_Work instruction_
Word for word, return every record that follows.

_Supplied records_
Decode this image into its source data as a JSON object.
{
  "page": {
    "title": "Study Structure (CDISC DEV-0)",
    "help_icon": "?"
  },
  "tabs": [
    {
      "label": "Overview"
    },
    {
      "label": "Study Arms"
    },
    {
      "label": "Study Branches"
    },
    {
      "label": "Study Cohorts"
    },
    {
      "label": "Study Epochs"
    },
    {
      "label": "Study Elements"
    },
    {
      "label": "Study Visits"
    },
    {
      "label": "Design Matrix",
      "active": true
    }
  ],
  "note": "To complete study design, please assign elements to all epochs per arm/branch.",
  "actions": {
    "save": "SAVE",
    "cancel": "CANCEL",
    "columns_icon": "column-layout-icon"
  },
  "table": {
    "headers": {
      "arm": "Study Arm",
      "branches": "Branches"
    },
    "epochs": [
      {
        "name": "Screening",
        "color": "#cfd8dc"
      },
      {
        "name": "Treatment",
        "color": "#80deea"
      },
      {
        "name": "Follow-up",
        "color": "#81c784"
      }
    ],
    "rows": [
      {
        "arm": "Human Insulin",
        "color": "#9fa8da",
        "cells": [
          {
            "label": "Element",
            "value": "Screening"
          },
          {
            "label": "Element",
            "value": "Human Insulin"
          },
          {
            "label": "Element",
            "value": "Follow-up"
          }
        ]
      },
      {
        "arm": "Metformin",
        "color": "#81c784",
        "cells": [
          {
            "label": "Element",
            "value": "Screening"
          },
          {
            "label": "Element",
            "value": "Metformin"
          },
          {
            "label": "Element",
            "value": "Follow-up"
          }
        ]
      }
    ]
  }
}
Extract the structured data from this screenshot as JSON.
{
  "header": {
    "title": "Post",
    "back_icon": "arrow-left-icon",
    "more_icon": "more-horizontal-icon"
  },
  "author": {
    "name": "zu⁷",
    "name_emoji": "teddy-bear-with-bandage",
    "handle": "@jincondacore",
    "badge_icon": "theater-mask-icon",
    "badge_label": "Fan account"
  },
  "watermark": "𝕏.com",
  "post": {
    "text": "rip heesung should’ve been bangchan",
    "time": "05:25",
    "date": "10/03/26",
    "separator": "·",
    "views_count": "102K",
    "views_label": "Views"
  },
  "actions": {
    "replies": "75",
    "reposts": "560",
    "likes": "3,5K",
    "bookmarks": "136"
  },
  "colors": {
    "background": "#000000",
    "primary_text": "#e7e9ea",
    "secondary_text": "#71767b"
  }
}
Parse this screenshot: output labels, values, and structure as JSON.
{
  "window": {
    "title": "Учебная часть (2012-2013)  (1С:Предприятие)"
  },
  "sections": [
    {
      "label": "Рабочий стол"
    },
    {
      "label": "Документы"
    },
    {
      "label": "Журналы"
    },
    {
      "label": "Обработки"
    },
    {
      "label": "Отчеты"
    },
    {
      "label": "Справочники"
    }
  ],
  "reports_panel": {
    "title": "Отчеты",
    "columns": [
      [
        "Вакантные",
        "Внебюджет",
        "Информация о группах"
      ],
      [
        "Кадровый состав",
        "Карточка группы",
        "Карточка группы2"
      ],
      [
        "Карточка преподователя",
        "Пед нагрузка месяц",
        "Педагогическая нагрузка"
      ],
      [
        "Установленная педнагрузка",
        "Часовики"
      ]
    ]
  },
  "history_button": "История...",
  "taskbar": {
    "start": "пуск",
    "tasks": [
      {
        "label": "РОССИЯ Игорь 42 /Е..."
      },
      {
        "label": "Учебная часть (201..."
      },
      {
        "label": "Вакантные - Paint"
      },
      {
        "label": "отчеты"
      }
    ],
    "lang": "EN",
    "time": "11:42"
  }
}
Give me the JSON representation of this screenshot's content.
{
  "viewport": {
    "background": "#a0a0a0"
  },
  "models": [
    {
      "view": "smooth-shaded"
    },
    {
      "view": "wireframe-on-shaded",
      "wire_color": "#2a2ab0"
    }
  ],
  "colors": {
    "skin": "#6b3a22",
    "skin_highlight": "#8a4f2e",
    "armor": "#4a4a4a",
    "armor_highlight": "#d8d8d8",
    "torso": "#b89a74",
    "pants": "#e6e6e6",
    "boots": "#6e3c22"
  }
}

_Completed task_
Decode this image into its source data as a JSON object.
{
  "page": {
    "title": "Study Structure (CDISC DEV-0)",
    "help_icon": "?"
  },
  "tabs": [
    {
      "label": "Overview"
    },
    {
      "label": "Study Arms"
    },
    {
      "label": "Study Branches"
    },
    {
      "label": "Study Cohorts"
    },
    {
      "label": "Study Epochs"
    },
    {
      "label": "Study Elements"
    },
    {
      "label": "Study Visits"
    },
    {
      "label": "Design Matrix",
      "active": true
    }
  ],
  "note": "To complete study design, please assign elements to all epochs per arm/branch.",
  "actions": {
    "save": "SAVE",
    "cancel": "CANCEL",
    "columns_icon": "column-layout-icon"
  },
  "table": {
    "headers": {
      "arm": "Study Arm",
      "branches": "Branches"
    },
    "epochs": [
      {
        "name": "Screening",
        "color": "#cfd8dc"
      },
      {
        "name": "Treatment",
        "color": "#80deea"
      },
      {
        "name": "Follow-up",
        "color": "#81c784"
      }
    ],
    "rows": [
      {
        "arm": "Human Insulin",
        "color": "#9fa8da",
        "cells": [
          {
            "label": "Element",
            "value": "Screening"
          },
          {
            "label": "Element",
            "value": "Human Insulin"
          },
          {
            "label": "Element",
            "value": "Follow-up"
          }
        ]
      },
      {
        "arm": "Metformin",
        "color": "#81c784",
        "cells": [
          {
            "label": "Element",
            "value": "Screening"
          },
          {
            "label": "Element",
            "value": "Metformin"
          },
          {
            "label": "Element",
            "value": "Follow-up"
          }
        ]
      }
    ]
  }
}
Extract the structured data from this screenshot as JSON.
{
  "header": {
    "title": "Post",
    "back_icon": "arrow-left-icon",
    "more_icon": "more-horizontal-icon"
  },
  "author": {
    "name": "zu⁷",
    "name_emoji": "teddy-bear-with-bandage",
    "handle": "@jincondacore",
    "badge_icon": "theater-mask-icon",
    "badge_label": "Fan account"
  },
  "watermark": "𝕏.com",
  "post": {
    "text": "rip heesung should’ve been bangchan",
    "time": "05:25",
    "date": "10/03/26",
    "separator": "·",
    "views_count": "102K",
    "views_label": "Views"
  },
  "actions": {
    "replies": "75",
    "reposts": "560",
    "likes": "3,5K",
    "bookmarks": "136"
  },
  "colors": {
    "background": "#000000",
    "primary_text": "#e7e9ea",
    "secondary_text": "#71767b"
  }
}
Parse this screenshot: output labels, values, and structure as JSON.
{
  "window": {
    "title": "Учебная часть (2012-2013)  (1С:Предприятие)"
  },
  "sections": [
    {
      "label": "Рабочий стол"
    },
    {
      "label": "Документы"
    },
    {
      "label": "Журналы"
    },
    {
      "label": "Обработки"
    },
    {
      "label": "Отчеты"
    },
    {
      "label": "Справочники"
    }
  ],
  "reports_panel": {
    "title": "Отчеты",
    "columns": [
      [
        "Вакантные",
        "Внебюджет",
        "Информация о группах"
      ],
      [
        "Кадровый состав",
        "Карточка группы",
        "Карточка группы2"
      ],
      [
        "Карточка преподователя",
        "Пед нагрузка месяц",
        "Педагогическая нагрузка"
      ],
      [
        "Установленная педнагрузка",
        "Часовики"
      ]
    ]
  },
  "history_button": "История...",
  "taskbar": {
    "start": "пуск",
    "tasks": [
      {
        "label": "РОССИЯ Игорь 42 /Е..."
      },
      {
        "label": "Учебная часть (201..."
      },
      {
        "label": "Вакантные - Paint"
      },
      {
        "label": "отчеты"
      }
    ],
    "lang": "EN",
    "time": "11:42"
  }
}
Give me the JSON representation of this screenshot's content.
{
  "viewport": {
    "background": "#a0a0a0"
  },
  "models": [
    {
      "view": "smooth-shaded"
    },
    {
      "view": "wireframe-on-shaded",
      "wire_color": "#2a2ab0"
    }
  ],
  "colors": {
    "skin": "#6b3a22",
    "skin_highlight": "#8a4f2e",
    "armor": "#4a4a4a",
    "armor_highlight": "#d8d8d8",
    "torso": "#b89a74",
    "pants": "#e6e6e6",
    "boots": "#6e3c22"
  }
}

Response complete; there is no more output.